This Tuesday, November 22, the Colombian Foreign Minister, Álvaro Leyva Durán, appointed the team that will represent Colombia before the International Court of Justice (ICJ) in the dispute that it is holding with Nicaragua, in which it seeks to reach a fishing agreement that protect the roots in the sea of San Andrés, Providencia and Santa Catalina. The ceremony took place at the Palacio de San Carlos and the minister gave some statements about what he expects from the next meeting at the ICJ, on Monday, December 5.
In the event, Eduardo Valencia-Ospina, Colombia's new agent, was sworn in. According to information from the Foreign Ministry, he is a renowned jurist, member of the International Law Commission since 2006. He was a special rapporteur on the issue of protection of people in case of disasters. He has more than 30 years of experience with the United Nations legal service and was Assistant Secretary General of the International Court of Justice for 14 years.
Carolina Olarte and Elizabeth Taylor Jay, co-agents before the court, were also inaugurated. Olarte was a member of the National Group of the Permanent Court of Arbitration, an international dispute resolution body that operates in The Hague. Currently, she is Dean of Law at the Universidad Javeriana, where she was also an associate professor of international law and director of the “Francisco Suárez” Center for International Law Studies.
She is a lawyer from the University Javeriana and has a master's degree in International Law from Robert Schuman University, as well as a doctorate in law from the University of Paris 1 Panthéon-Sorbonne. She was a consultant on human rights issues and international investment law, international arbitration and companies.

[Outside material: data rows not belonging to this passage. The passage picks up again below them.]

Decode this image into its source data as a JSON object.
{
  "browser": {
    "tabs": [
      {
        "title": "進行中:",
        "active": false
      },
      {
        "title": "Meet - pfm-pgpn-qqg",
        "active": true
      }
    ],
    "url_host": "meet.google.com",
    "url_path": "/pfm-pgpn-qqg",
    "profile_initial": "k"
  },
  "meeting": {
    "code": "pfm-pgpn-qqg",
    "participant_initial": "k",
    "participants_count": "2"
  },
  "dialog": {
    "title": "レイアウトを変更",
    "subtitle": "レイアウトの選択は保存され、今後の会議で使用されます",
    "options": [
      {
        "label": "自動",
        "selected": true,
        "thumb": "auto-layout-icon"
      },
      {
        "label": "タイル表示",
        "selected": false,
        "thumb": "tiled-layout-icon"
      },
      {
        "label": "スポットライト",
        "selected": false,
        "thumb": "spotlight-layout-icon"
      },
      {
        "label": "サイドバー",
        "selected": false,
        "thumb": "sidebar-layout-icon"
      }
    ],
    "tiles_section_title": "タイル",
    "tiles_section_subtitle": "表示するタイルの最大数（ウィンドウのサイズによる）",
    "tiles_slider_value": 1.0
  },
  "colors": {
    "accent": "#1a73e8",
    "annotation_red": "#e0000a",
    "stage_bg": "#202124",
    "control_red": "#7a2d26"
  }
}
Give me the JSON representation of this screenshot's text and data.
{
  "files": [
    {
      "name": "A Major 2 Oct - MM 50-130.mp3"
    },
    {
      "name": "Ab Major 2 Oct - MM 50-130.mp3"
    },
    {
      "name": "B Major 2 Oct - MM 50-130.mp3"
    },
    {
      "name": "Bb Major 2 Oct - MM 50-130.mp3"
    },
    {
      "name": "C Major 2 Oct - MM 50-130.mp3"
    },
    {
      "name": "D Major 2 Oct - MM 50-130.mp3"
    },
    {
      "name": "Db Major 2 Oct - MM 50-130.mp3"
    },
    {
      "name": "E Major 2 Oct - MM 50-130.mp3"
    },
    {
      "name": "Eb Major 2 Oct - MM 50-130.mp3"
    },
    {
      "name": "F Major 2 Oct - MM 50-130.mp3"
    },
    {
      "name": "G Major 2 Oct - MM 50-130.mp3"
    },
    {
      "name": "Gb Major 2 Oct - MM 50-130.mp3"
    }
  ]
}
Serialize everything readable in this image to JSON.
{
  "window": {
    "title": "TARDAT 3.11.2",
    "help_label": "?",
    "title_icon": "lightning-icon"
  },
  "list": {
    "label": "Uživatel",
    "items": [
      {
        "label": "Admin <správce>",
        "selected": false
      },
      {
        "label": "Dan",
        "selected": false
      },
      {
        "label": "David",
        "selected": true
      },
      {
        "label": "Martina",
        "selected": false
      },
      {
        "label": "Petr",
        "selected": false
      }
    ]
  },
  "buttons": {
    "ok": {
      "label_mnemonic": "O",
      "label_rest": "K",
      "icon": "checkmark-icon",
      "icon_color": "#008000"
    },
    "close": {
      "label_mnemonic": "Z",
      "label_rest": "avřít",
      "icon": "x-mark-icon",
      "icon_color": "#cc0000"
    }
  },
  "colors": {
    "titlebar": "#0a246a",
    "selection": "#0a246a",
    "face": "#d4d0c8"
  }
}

Taylor Jay is Raizal, born in Providencia. She is a biologist and physicist, with a master's degree in marine environmental protection from the University of Bangor, Wales, in the UK. She was the ambassador of Colombia in Kenya, she was manager of the Coralina Foundation and manager of the Seaflower biosphere reserve, an expert in environmental issues.
The foreign minister described the three agents as a < i>exceptional teamand promised to work intensively with them in view of the next hearings in the case in The Hague, which will be from December 5 to 9.
“It is a good day for Colombia, a a good day for the raizales, a good day for the nation,” Leyva said at the press conference at the end of the event. The official warned the Court in The Hague that “it will have a thousand eyes on it” while it makes this decision, and that an adverse ruling against the Colombians could have repercussions of a global nature.
The foreign minister is aware that the diplomatic situation is tense, but he maintained that a fishing agreement with the Daniel Ortega regime “cannot be made with a submachine gun in hand.”
Likewise, the two questions on which they will have to prepare the defense were socialized. One of them says: according to customary international law, can a State extend its right to a continental shelf beyond 200 nautical miles from the baseline from which the territorial sea is measured, within 200 nautical miles of another State? ?
The other question asks: what are the criteria, according to customary international law, to determine the limit of a continental shelf beyond 200 nautical miles from the baseline Where is the territorial sea measured from? Do paragraphs 2 to 6 of article 76 of the United Nations Convention on the Law of the Sea reflect what customary international law says?